Sept. 28, 2015 (EIRNS)—One of two companies whose possible bankruptcy is being speculated upon today, is Volkswagen—an eventual and very unlikely result which, if it occurred, would have serious effects on Germany's industrial economy. The other is Glencore, the Zürich-based largest commodity trading company in the world. This threat is immediately more real, and involves a large commodity- and credit-derivatives exposure, the potential "AIG" of a triggered trans-Atlantic financial crash.

The 22 commodities in Bloomberg's Commodity Index have fallen almost without a break from an Index value of 120 at the end of 2014, to 85 now. Wall Street's research divisions are all forecasting the decline will continue.

Glencore (originally criminal speculator Mark Rich's vehicle for the looting of 1990s Russia and the CIS), is both the biggest and the most debt-leveraged commodity corporation. On its balance sheet it is a net $30 billion in debt and also has $19 billion in liabilities, or value-at-risk, in about $2 trillion nominal value of derivatives; and there is obviously more derivatives exposure over-the-counter and off-balance-sheet. The company has been negotiating the sale of assets to try to prevent a downgrade to junk and stave off insolvency. If it is downgraded below investment grade, the derivatives losses will move to all of its counterparties, as was the case which triggered the $180 billion bailout of AIG.

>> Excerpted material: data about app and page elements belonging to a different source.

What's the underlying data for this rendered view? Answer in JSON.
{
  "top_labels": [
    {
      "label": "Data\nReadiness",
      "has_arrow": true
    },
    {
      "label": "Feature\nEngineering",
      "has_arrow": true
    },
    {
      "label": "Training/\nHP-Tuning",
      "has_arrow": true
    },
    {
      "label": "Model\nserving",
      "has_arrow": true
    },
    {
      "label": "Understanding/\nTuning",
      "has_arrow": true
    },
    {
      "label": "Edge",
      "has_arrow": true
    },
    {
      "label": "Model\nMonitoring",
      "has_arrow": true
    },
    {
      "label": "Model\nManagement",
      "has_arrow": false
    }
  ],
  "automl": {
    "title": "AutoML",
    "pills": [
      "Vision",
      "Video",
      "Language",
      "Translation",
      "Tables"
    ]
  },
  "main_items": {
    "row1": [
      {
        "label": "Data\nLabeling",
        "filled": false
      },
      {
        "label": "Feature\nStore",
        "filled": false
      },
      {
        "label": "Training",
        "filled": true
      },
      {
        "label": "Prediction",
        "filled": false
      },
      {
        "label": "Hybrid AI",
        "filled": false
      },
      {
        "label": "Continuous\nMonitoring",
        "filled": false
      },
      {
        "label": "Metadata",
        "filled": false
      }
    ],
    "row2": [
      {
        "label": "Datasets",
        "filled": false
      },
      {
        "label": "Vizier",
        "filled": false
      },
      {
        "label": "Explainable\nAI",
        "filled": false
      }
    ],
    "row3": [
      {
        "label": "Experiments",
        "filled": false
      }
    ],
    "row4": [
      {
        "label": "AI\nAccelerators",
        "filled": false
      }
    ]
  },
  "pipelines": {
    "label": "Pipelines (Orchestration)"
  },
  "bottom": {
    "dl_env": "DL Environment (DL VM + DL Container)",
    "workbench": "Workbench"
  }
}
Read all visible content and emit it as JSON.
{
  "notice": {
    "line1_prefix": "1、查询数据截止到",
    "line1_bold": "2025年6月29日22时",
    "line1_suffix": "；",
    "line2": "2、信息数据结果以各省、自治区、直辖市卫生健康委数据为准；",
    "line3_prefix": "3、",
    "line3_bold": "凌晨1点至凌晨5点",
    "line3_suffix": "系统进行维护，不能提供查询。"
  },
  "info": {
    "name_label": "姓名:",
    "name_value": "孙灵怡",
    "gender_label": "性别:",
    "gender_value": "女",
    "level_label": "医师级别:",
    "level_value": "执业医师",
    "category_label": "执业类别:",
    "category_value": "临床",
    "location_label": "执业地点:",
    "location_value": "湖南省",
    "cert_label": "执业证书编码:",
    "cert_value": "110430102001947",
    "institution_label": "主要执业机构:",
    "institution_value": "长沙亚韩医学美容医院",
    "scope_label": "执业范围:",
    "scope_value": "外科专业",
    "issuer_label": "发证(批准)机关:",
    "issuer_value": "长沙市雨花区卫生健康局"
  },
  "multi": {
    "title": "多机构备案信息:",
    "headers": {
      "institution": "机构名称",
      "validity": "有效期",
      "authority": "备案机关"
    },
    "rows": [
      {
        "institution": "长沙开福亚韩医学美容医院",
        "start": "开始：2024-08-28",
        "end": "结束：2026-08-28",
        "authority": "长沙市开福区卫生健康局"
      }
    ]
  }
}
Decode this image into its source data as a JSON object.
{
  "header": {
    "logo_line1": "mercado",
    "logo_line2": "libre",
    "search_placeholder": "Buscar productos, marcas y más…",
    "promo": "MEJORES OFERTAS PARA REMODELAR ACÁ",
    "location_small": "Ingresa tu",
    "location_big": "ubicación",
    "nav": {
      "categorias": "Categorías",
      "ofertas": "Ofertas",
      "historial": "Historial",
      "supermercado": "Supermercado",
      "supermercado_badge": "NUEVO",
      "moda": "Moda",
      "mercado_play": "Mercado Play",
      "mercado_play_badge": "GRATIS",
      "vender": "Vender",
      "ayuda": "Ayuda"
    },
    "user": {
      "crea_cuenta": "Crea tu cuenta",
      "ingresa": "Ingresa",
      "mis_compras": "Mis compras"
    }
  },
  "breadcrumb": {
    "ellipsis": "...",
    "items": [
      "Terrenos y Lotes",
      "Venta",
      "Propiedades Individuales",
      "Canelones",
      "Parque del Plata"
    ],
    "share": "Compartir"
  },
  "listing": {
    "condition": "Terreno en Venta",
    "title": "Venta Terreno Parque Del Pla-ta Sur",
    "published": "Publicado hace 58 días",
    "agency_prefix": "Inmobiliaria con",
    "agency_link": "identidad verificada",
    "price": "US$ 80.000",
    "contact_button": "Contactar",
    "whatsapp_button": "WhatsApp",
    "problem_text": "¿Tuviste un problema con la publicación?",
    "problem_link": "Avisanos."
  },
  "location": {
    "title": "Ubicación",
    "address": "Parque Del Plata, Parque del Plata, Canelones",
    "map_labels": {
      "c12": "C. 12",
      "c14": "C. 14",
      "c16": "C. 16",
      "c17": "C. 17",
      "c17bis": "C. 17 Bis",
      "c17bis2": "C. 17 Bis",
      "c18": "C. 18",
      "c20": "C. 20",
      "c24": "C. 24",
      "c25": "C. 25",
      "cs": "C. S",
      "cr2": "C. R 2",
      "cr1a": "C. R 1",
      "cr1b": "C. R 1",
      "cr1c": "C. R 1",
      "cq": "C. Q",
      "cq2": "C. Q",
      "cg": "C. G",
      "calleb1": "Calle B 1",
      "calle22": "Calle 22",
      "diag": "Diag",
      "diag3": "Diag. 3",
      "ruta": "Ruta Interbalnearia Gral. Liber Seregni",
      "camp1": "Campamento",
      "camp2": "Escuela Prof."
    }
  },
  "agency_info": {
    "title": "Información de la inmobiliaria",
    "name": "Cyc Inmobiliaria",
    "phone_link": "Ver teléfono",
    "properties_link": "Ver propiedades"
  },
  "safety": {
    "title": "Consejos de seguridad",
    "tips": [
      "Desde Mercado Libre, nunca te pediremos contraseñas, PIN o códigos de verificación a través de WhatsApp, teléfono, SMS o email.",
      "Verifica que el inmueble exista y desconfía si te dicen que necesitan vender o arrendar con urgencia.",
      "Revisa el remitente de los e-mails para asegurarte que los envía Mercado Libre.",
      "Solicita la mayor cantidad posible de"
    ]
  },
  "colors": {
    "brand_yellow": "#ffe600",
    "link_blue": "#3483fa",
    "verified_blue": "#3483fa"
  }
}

Glencore stock dropped 30% early on Monday alone, triggering drops of 2% in both the leading European, and U.S. stock indices. The cost of a credit default swap derivative to "insure" a Glencore bond of $10,000, rose by 35% in one day to $1,400 up front plus premiums on the derivative. This is typically characteristic of firms considered to be in deep distress in handling their debt.